* _EXERCISE DESCRIPTION_
Return the lines of the data below in which the string "Regulatory" occurs.

++++ SUPPLIED DATA ++++

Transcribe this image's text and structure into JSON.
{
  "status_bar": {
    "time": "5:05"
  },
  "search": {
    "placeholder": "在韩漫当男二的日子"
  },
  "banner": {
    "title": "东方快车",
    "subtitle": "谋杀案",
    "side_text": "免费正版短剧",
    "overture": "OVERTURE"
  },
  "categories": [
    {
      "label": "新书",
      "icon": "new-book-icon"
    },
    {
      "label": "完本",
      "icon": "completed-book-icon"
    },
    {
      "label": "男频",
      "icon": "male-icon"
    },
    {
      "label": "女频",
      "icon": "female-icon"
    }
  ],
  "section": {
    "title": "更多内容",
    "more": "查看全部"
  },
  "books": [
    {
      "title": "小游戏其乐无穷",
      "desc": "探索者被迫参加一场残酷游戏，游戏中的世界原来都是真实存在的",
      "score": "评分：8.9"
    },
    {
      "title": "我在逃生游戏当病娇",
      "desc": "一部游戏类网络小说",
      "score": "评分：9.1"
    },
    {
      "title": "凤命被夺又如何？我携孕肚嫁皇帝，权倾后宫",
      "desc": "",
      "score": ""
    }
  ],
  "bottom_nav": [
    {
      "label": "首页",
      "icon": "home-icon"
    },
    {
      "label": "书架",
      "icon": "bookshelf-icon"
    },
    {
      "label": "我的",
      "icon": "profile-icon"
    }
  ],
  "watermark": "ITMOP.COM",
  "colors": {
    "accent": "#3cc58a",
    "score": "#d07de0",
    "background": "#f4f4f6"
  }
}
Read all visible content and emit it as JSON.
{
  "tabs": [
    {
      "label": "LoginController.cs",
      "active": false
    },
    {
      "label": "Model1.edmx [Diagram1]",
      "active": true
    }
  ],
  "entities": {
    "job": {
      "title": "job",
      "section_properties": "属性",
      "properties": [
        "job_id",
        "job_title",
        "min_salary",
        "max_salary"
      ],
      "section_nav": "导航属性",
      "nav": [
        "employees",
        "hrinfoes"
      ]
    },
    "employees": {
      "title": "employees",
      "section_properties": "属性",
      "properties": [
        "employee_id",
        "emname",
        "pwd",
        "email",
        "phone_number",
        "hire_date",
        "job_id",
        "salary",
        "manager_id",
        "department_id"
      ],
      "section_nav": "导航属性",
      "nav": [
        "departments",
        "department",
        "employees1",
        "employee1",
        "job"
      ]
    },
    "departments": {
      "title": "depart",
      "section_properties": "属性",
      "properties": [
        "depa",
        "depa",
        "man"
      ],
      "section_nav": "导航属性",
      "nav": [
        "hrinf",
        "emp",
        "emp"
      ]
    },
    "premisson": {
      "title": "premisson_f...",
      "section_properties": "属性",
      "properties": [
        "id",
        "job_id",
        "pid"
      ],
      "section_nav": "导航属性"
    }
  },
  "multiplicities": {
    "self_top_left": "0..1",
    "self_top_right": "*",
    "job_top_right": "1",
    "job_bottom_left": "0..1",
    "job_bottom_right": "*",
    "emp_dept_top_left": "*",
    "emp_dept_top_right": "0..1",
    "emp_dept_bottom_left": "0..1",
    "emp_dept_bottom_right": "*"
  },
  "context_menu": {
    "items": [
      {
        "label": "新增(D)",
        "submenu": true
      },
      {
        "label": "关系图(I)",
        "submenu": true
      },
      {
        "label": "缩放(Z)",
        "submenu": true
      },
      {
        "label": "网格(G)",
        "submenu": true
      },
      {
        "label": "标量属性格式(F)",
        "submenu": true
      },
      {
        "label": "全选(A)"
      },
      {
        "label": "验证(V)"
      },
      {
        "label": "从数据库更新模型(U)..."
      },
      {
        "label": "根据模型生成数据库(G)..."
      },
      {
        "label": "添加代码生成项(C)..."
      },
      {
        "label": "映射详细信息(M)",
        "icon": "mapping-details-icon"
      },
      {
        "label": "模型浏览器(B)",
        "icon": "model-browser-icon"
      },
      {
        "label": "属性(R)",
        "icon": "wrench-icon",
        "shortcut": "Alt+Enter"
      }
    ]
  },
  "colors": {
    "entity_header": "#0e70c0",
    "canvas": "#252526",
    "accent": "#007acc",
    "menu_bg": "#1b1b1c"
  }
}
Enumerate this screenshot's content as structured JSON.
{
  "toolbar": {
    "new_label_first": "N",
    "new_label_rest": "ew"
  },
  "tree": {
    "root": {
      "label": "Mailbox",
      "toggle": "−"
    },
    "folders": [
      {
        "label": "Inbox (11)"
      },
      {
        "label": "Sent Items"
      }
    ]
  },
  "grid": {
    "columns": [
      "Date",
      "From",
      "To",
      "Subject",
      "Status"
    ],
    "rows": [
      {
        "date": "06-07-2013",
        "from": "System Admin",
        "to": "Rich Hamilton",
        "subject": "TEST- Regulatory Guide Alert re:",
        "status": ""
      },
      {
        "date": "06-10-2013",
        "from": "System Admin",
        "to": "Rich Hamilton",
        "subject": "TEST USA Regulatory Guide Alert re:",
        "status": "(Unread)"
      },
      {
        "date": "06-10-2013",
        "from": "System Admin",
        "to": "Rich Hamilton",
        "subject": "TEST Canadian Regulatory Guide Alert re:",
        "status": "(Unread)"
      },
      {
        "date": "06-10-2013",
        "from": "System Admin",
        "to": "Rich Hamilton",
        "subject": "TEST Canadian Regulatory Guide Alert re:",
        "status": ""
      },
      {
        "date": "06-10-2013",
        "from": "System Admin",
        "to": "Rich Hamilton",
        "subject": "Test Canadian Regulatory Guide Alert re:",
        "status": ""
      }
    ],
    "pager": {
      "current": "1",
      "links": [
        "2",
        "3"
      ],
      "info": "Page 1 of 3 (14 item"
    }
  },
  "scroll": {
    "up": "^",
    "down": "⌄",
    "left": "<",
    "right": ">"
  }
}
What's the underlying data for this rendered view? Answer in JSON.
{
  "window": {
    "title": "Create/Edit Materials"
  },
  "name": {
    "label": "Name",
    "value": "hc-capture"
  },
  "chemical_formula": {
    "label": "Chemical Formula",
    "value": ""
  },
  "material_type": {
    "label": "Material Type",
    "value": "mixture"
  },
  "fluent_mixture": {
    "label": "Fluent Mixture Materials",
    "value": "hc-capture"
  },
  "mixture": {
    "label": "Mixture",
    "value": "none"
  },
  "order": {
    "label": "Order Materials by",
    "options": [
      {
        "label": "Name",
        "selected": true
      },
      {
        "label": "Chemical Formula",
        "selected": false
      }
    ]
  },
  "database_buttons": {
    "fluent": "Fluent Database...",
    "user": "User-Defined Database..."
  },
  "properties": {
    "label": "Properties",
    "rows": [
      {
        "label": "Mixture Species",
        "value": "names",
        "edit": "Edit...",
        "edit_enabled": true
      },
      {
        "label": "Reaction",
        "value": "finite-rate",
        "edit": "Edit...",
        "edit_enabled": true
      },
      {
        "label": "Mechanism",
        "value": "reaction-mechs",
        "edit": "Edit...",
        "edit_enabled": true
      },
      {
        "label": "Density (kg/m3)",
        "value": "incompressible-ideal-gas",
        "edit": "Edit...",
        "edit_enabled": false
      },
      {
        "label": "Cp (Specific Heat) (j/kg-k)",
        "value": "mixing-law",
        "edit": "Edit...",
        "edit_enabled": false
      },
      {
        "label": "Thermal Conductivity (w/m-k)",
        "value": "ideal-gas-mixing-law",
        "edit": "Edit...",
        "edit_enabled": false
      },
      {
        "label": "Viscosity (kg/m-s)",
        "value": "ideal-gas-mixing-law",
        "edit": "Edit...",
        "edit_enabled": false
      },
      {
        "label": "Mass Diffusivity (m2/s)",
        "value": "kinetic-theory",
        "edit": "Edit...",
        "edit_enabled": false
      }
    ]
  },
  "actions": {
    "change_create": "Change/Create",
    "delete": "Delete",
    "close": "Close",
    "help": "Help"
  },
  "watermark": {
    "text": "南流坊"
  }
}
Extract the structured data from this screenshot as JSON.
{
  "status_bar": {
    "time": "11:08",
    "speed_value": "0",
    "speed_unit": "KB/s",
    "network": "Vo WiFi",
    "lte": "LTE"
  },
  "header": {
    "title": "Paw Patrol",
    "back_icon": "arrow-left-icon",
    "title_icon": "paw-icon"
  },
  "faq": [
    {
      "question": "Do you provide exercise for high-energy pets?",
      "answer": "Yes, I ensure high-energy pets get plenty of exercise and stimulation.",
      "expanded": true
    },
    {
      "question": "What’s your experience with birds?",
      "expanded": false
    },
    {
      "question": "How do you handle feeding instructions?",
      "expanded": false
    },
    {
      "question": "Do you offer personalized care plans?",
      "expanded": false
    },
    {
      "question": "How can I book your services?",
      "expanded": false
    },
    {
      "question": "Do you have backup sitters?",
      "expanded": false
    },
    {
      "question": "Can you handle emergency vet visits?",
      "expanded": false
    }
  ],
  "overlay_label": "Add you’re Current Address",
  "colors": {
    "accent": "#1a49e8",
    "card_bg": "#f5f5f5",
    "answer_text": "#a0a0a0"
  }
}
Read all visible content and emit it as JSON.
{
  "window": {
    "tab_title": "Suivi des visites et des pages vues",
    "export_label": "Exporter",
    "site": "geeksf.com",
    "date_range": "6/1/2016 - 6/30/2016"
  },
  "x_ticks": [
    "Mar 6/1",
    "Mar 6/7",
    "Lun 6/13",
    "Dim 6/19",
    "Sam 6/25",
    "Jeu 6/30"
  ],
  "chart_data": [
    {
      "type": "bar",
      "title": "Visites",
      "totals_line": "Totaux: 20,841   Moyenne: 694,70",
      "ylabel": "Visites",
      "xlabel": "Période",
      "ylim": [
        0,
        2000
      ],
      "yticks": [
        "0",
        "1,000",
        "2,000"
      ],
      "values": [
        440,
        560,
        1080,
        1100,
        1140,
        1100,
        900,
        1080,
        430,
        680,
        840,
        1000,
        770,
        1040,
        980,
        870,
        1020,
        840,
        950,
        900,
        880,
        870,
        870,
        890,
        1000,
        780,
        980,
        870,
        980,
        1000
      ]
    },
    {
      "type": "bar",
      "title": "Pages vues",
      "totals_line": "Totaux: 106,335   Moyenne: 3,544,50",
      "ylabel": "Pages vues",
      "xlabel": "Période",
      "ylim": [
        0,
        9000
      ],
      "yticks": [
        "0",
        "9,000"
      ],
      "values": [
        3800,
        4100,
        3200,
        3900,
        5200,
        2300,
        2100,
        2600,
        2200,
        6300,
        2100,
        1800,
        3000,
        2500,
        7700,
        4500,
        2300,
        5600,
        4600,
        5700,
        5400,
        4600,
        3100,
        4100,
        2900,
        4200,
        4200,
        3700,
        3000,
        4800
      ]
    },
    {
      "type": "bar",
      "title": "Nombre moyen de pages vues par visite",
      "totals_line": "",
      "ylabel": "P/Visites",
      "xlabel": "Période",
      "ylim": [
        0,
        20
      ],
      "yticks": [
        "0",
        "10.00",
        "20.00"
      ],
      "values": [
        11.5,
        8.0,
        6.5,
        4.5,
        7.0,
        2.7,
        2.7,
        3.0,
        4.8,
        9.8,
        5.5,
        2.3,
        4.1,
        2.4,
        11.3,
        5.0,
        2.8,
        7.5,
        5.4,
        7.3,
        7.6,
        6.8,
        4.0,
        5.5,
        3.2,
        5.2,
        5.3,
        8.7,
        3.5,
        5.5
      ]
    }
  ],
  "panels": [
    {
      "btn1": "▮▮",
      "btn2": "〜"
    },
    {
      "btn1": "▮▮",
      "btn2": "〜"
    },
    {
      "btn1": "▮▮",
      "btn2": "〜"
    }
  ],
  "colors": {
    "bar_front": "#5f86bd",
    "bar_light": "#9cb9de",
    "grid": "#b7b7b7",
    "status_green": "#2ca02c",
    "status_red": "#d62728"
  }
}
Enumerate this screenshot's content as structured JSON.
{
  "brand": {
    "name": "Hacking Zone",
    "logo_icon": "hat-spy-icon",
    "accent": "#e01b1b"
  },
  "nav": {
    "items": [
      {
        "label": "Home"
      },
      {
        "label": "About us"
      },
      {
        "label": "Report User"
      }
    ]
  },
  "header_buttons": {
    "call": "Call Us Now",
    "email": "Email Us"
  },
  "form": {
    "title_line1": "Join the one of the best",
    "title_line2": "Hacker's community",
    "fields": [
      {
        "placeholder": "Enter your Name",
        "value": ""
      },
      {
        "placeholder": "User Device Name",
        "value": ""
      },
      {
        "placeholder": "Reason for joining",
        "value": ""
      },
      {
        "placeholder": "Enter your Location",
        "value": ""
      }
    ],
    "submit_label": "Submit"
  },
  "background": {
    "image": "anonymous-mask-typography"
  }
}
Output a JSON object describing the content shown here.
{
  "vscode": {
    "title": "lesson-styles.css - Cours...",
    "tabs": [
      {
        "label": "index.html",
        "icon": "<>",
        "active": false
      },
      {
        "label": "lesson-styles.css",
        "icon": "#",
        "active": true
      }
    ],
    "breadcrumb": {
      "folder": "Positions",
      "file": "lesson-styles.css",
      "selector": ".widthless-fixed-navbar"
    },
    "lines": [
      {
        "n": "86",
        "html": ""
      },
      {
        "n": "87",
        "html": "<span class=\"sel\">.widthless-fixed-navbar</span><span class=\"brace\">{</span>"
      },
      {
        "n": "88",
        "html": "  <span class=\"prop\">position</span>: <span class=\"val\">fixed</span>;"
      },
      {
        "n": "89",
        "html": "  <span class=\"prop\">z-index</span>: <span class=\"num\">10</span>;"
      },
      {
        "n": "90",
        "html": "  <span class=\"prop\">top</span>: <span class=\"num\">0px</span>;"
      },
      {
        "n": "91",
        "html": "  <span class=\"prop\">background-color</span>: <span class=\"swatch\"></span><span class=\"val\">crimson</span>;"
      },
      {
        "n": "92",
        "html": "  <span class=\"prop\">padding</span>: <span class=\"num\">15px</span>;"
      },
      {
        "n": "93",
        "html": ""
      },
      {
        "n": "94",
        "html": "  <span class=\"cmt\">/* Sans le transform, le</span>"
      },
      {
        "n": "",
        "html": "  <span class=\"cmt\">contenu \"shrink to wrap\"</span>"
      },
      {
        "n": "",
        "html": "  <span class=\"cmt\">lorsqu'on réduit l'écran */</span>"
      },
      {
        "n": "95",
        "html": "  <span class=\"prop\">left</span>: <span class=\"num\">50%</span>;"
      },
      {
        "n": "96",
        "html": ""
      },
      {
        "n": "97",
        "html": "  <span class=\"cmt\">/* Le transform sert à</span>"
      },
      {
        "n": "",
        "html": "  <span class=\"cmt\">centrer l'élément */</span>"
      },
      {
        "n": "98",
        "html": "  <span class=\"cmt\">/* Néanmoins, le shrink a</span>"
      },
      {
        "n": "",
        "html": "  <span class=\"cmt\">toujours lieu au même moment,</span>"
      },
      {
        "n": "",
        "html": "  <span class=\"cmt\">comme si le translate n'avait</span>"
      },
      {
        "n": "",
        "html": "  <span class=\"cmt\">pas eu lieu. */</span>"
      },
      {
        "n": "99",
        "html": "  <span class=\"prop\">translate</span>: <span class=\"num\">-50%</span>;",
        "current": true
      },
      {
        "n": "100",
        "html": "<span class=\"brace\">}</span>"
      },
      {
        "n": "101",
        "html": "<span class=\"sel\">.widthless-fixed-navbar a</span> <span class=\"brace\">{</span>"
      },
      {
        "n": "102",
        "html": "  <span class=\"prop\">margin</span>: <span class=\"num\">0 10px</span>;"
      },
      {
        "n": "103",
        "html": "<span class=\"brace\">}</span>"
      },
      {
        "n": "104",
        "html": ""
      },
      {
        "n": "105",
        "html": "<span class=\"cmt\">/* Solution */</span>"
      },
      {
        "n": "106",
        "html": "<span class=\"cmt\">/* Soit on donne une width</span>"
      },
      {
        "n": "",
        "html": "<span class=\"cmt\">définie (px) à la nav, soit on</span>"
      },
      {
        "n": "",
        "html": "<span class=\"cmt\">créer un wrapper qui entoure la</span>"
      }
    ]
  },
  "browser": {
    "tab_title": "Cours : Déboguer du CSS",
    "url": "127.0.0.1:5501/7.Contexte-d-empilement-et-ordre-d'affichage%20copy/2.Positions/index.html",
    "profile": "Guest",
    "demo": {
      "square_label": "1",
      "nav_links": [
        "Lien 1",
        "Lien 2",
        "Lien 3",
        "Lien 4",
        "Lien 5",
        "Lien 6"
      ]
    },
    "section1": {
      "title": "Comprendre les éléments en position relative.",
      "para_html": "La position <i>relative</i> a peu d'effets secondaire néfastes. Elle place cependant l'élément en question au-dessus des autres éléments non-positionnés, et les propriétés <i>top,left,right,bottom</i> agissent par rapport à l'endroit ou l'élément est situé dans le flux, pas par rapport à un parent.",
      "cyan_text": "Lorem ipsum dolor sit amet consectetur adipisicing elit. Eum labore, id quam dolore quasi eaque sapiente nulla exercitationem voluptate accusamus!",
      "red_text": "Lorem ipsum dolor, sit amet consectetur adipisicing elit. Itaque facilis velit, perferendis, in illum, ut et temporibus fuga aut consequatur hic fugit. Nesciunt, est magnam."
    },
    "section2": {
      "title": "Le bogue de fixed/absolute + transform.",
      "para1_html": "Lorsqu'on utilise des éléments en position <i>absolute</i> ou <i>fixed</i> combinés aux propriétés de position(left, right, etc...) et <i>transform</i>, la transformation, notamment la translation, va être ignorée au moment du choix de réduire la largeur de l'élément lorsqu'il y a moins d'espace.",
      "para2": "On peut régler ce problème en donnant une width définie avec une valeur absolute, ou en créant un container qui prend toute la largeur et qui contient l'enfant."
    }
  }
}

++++

* _ANSWER FOR THIS EXERCISE_
        "subject": "TEST- Regulatory Guide Alert re:",
        "subject": "TEST USA Regulatory Guide Alert re:",
        "subject": "TEST Canadian Regulatory Guide Alert re:",
        "subject": "TEST Canadian Regulatory Guide Alert re:",
        "subject": "Test Canadian Regulatory Guide Alert re:",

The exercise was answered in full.